The ceiling for Woods is a question. He only incrementally improved as a route-runner and still drops too many passes. Houston makes this pick out of necessity more than any belief Woods will become a Pro Bowler someday.
28. Denver Broncos: Giovani Bernard, RB, North Carolina
While many have anointed Lacy as this draft's top overall running back, my board still has Bernard as the No. 1 guy. He's easily the best pass-catching runner in this entire class, having caught 92 passes over the past two seasons, and averaged a pretty healthy 6.7 yards per carry in 2012.
The Broncos also have a pretty glaring need at the running back spot. They relied far too heavily on the human embodiment of replacement-level, Knowshon Moreno, down the stretch and looked lost when he went down against Baltimore.
Peyton Manning won't have that problem come the 2014 postseason if Bernard is still on the board here.
29. New England Patriots: Kenny Vaccaro, S, Texas
The Patriots would love for one of the top receivers, particularly Austin, to fall to this spot. Both Wes Welker and Brandon Lloyd are both questionable to return next season, and Bill Belichick has always been hesitant to make big splashes in free agency.
With all the top guys off the board here, though, the Patriots will have to "settle" for Vaccaro in this spot. It just so happens the former Texas product is the best player at a glaring need position for New England as well.
Funny how that works.
30. Atlanta Falcons: Zach Ertz, TE, Stanford
With Tony Gonzalez almost certainly coming back for at least one more season, the need to draft his heir apparent dies significantly. The Falcons have other needs they could address and they would love it if Vaccaro somehow dropped down to their selection.

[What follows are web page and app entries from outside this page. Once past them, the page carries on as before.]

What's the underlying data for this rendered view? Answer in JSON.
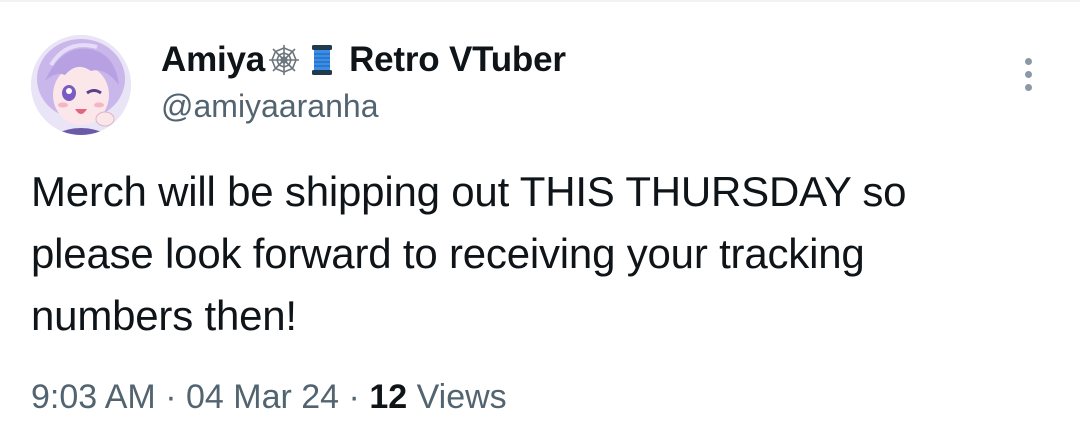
{
  "tweet": {
    "author": {
      "display_name": "Amiya",
      "name_suffix": "Retro VTuber",
      "handle": "@amiyaaranha",
      "emojis": [
        "spider-web-icon",
        "spool-of-thread-icon"
      ],
      "avatar": "avatar-image"
    },
    "text_lines": [
      "Merch will be shipping out THIS THURSDAY so",
      "please look forward to receiving your tracking",
      "numbers then!"
    ],
    "meta": {
      "time": "9:03 AM",
      "separator": "·",
      "date": "04 Mar 24",
      "views_count": "12",
      "views_label": "Views"
    },
    "more_icon": "more-options-icon"
  },
  "colors": {
    "text_primary": "#0f1419",
    "text_secondary": "#536471",
    "icon_gray": "#8b98a5",
    "divider": "#eff3f4",
    "spool_blue": "#3b8ee8"
  }
}
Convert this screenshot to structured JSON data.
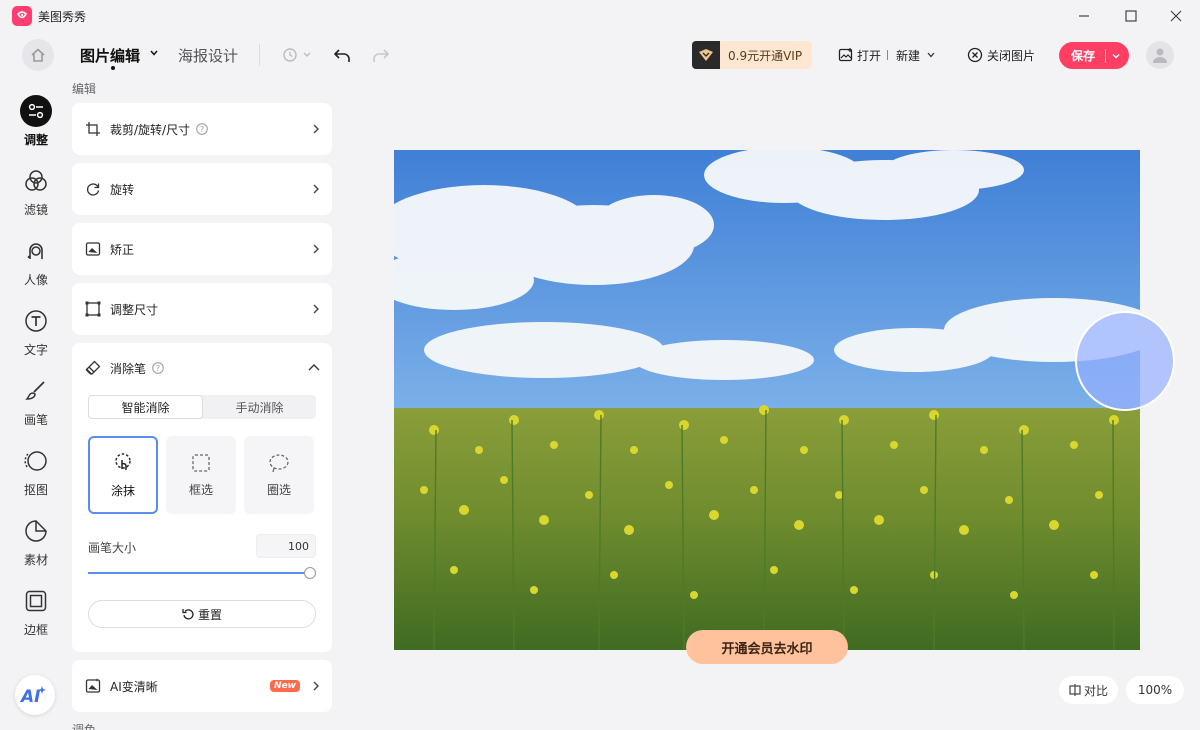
{
  "app": {
    "title": "美图秀秀"
  },
  "tabs": [
    {
      "label": "图片编辑"
    },
    {
      "label": "海报设计"
    }
  ],
  "toolbar": {
    "vip_label": "0.9元开通VIP",
    "open_label": "打开",
    "new_label": "新建",
    "close_image_label": "关闭图片",
    "save_label": "保存"
  },
  "nav": [
    {
      "label": "调整",
      "icon": "adjust-icon",
      "active": true
    },
    {
      "label": "滤镜",
      "icon": "filter-icon"
    },
    {
      "label": "人像",
      "icon": "portrait-icon"
    },
    {
      "label": "文字",
      "icon": "text-icon"
    },
    {
      "label": "画笔",
      "icon": "brush-icon"
    },
    {
      "label": "抠图",
      "icon": "cutout-icon"
    },
    {
      "label": "素材",
      "icon": "sticker-icon"
    },
    {
      "label": "边框",
      "icon": "frame-icon"
    }
  ],
  "panel": {
    "section_edit": "编辑",
    "section_color": "调色",
    "rows": [
      {
        "label": "裁剪/旋转/尺寸",
        "icon": "crop-icon",
        "help": true
      },
      {
        "label": "旋转",
        "icon": "rotate-icon"
      },
      {
        "label": "矫正",
        "icon": "correct-icon"
      },
      {
        "label": "调整尺寸",
        "icon": "resize-icon"
      }
    ],
    "eraser": {
      "title": "消除笔",
      "seg": [
        "智能消除",
        "手动消除"
      ],
      "modes": [
        "涂抹",
        "框选",
        "圈选"
      ],
      "brush_label": "画笔大小",
      "brush_value": "100",
      "brush_level": 1.0,
      "reset_label": "重置"
    },
    "ai_clear": {
      "label": "AI变清晰",
      "badge": "New"
    }
  },
  "canvas": {
    "watermark_button": "开通会员去水印",
    "compare_label": "对比",
    "zoom": "100%"
  },
  "colors": {
    "accent": "#ff3e64",
    "selection": "#5b8def",
    "vip_bg": "#fde7d3"
  }
}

He's off the board in this scenario, which leaves Atlanta the decision between reaching for a guy at a need position or drafting a luxury (Ertz). The Falcons' jaw-dropping trade for Julio Jones should tell you all you need to know about which way they would lean.
31. San Francisco 49ers: Sheldon Richardson, DT, Missouri

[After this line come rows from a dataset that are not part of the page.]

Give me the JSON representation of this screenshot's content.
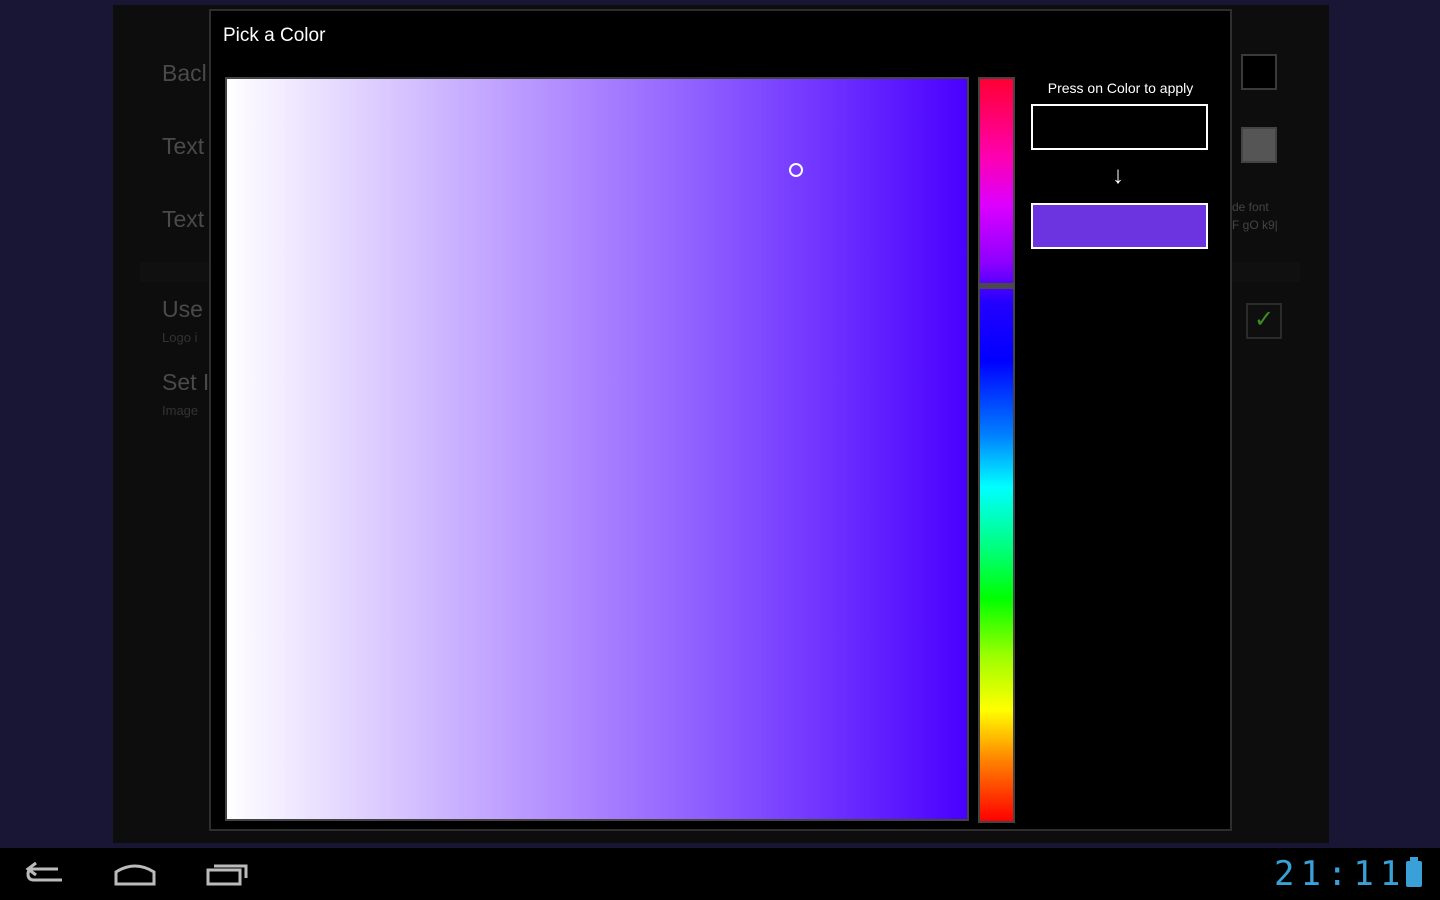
{
  "background": {
    "labels": [
      {
        "text": "Bacl"
      },
      {
        "text": "Text"
      },
      {
        "text": "Text"
      },
      {
        "text": "Use"
      },
      {
        "text": "Logo i"
      },
      {
        "text": "Set I"
      },
      {
        "text": "Image"
      }
    ],
    "right_text_1": "de font",
    "right_text_2": "F gO k9|"
  },
  "dialog": {
    "title": "Pick a Color",
    "apply_label": "Press on Color to apply",
    "arrow": "↓",
    "selected_color": "#6c33e0",
    "previous_color": "#000000"
  },
  "statusbar": {
    "time": "21:11"
  },
  "colors": {
    "accent": "#3aa0d8",
    "dialog_bg": "#000000"
  },
  "icons": [
    "back-icon",
    "home-icon",
    "recent-apps-icon",
    "battery-icon",
    "checkmark-icon"
  ]
}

There aren't many deficiencies to be found for the NFC champions. Colin Kaepernick has turned Michael Crabtree into one of the NFL's best receivers, and while the 49ers could use another downfield threat, they aren't about to waste another first-rounder on A.J. Jenkins 2.0.
Richardson isn't a shoo-in to become an NFL starter. But he fits one of San Francisco's few needs and will have time to develop as Justin Smith continues to show up as a regular fixture in offensive linemen's nightmares.
32. Baltimore Ravens: Kevin Minter, LB, LSU
The saying goes you can never replace a Ray Lewis...until you draft a player talented enough to step into his spot Week 1. If he's available at this spot, Minter should be that guy.